### EXERCISE
Copy each line of the entries that includes the word "screenshot".
════════
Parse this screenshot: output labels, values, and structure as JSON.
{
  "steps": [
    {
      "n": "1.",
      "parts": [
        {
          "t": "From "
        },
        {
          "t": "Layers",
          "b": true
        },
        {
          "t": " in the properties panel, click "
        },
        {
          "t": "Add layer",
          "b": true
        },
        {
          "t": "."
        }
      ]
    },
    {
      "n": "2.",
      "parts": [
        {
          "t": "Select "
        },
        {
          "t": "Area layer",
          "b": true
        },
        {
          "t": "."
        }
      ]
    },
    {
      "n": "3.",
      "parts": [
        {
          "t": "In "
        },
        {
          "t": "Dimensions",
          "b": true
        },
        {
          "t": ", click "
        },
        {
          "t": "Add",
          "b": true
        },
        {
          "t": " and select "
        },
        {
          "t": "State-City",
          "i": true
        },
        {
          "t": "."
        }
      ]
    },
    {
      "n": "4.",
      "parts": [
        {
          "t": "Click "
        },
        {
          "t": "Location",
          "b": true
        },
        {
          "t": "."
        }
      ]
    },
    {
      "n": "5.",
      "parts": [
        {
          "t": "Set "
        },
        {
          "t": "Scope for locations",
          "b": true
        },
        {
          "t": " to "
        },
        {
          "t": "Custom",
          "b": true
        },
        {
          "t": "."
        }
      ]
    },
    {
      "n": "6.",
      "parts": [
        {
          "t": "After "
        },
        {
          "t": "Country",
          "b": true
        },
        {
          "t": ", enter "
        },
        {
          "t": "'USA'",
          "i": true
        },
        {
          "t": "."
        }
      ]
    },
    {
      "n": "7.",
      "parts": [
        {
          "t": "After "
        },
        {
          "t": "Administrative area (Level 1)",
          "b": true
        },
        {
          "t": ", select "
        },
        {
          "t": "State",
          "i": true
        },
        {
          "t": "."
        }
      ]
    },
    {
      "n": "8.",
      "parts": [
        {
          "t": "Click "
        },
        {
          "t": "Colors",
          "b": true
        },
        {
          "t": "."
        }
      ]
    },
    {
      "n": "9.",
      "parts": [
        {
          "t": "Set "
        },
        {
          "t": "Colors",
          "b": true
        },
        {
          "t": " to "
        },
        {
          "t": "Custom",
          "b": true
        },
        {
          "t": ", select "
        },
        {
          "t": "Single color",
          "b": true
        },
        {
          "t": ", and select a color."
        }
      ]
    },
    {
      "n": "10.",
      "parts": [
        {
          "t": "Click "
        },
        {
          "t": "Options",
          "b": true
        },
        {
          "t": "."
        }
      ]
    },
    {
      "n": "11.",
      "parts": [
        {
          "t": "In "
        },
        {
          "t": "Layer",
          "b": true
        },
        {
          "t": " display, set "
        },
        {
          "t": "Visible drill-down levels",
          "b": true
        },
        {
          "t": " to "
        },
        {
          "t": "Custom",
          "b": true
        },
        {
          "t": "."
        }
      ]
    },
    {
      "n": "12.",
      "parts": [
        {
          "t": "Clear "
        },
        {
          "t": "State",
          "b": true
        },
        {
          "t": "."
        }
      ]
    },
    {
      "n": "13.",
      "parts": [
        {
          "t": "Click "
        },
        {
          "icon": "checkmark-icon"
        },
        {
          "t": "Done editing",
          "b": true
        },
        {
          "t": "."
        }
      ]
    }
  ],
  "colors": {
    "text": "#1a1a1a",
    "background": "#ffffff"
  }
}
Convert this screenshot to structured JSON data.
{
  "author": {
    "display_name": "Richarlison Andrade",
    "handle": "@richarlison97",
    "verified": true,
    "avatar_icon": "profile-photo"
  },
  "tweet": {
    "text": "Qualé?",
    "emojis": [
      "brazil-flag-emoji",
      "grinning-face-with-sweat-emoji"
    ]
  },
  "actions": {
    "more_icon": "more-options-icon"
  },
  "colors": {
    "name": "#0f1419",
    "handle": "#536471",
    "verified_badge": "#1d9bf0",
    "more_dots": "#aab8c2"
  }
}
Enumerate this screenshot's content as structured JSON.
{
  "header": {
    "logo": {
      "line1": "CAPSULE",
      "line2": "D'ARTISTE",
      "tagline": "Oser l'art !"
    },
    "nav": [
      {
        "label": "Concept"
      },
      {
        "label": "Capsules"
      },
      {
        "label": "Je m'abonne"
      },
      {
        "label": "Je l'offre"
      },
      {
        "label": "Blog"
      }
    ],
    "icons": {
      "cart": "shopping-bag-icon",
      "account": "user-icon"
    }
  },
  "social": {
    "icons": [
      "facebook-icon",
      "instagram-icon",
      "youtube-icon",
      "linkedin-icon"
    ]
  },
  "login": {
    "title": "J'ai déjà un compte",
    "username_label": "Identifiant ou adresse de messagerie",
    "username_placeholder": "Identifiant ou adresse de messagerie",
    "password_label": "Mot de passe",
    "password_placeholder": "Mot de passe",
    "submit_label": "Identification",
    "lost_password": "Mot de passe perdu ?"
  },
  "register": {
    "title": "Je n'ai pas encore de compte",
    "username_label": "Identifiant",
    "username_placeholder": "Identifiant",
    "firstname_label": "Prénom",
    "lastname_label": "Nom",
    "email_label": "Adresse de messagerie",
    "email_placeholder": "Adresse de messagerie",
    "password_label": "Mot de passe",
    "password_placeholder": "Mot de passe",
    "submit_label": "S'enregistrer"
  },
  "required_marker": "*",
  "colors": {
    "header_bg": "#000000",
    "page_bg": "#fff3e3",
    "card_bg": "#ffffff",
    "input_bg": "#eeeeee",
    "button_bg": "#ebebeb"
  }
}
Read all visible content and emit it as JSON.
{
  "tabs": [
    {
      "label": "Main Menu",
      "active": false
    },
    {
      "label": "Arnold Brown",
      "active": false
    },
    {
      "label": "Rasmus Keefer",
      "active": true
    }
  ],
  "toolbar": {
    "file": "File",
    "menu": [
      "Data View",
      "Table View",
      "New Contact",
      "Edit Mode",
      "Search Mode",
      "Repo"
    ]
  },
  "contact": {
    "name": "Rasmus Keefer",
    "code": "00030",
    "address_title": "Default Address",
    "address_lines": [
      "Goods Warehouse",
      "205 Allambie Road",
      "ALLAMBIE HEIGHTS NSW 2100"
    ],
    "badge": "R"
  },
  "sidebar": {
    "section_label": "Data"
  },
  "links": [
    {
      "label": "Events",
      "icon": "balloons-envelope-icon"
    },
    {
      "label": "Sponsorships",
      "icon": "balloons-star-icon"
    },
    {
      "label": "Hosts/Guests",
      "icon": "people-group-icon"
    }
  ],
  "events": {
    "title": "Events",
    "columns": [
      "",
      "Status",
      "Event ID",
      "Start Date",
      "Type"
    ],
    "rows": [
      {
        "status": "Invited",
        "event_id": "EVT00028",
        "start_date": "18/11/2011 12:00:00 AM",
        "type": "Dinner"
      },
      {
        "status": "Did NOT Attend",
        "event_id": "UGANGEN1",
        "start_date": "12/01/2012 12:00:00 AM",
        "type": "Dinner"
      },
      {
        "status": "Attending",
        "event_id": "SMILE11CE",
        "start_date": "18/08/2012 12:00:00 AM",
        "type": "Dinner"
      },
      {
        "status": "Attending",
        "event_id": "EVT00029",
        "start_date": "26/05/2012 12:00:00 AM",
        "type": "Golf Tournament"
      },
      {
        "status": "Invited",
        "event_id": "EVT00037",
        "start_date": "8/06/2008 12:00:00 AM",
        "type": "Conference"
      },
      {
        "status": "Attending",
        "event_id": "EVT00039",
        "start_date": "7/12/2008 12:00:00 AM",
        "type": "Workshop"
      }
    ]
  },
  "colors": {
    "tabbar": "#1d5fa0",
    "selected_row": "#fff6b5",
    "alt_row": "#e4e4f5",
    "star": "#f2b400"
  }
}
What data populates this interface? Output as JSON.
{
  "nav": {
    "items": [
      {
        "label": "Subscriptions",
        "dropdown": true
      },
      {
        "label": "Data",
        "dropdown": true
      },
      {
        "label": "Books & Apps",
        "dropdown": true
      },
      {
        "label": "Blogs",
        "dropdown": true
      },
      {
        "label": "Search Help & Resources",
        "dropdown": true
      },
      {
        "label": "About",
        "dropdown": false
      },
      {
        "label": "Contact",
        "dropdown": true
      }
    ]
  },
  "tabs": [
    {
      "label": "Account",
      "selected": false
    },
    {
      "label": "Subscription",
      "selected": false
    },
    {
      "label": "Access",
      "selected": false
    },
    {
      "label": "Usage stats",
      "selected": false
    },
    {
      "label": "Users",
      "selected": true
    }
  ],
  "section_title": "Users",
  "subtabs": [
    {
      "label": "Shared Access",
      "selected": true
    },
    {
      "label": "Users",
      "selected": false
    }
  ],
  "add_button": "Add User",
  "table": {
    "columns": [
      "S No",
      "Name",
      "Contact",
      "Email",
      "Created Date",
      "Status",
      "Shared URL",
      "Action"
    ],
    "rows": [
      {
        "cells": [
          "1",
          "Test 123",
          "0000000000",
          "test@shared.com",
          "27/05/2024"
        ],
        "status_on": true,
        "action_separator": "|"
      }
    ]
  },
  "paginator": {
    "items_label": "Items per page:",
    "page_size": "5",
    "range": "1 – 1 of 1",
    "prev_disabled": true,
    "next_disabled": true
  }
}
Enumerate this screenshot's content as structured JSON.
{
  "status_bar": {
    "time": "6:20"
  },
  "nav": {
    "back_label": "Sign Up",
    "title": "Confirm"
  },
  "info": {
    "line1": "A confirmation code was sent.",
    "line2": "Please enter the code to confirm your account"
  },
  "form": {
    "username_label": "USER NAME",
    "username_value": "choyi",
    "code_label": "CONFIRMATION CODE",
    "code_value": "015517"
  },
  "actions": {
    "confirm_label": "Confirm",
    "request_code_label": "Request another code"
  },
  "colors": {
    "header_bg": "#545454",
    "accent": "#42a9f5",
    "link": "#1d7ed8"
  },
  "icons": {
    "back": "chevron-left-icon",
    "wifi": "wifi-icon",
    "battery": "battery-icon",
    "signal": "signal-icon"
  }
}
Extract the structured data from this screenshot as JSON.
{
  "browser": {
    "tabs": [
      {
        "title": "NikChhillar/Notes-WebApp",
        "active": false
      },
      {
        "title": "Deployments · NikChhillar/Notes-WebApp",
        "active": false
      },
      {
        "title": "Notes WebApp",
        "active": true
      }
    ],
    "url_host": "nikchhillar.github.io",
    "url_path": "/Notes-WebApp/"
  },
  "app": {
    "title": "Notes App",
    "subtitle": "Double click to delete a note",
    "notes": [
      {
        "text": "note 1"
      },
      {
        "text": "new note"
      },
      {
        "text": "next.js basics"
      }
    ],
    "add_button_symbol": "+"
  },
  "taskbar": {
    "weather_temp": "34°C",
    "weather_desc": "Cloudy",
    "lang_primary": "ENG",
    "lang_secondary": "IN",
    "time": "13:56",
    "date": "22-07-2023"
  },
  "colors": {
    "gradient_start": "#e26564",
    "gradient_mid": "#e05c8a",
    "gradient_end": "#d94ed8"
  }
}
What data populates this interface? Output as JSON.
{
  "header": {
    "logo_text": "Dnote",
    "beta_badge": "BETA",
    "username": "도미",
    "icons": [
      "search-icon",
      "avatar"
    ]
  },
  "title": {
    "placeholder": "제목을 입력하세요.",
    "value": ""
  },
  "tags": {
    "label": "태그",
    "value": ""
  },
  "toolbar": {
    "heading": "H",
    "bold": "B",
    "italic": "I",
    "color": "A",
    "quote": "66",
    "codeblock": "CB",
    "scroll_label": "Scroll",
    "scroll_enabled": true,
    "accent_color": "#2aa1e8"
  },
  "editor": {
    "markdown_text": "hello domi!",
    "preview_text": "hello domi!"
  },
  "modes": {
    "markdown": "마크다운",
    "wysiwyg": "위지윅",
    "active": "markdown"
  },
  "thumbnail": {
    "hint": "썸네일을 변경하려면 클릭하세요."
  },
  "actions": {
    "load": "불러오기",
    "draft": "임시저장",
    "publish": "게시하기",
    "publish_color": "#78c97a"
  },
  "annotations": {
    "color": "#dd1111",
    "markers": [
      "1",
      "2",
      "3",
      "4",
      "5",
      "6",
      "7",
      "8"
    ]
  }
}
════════
### RESULT
Parse this screenshot: output labels, values, and structure as JSON.
Convert this screenshot to structured JSON data.
Enumerate this screenshot's content as structured JSON.
Enumerate this screenshot's content as structured JSON.
Extract the structured data from this screenshot as JSON.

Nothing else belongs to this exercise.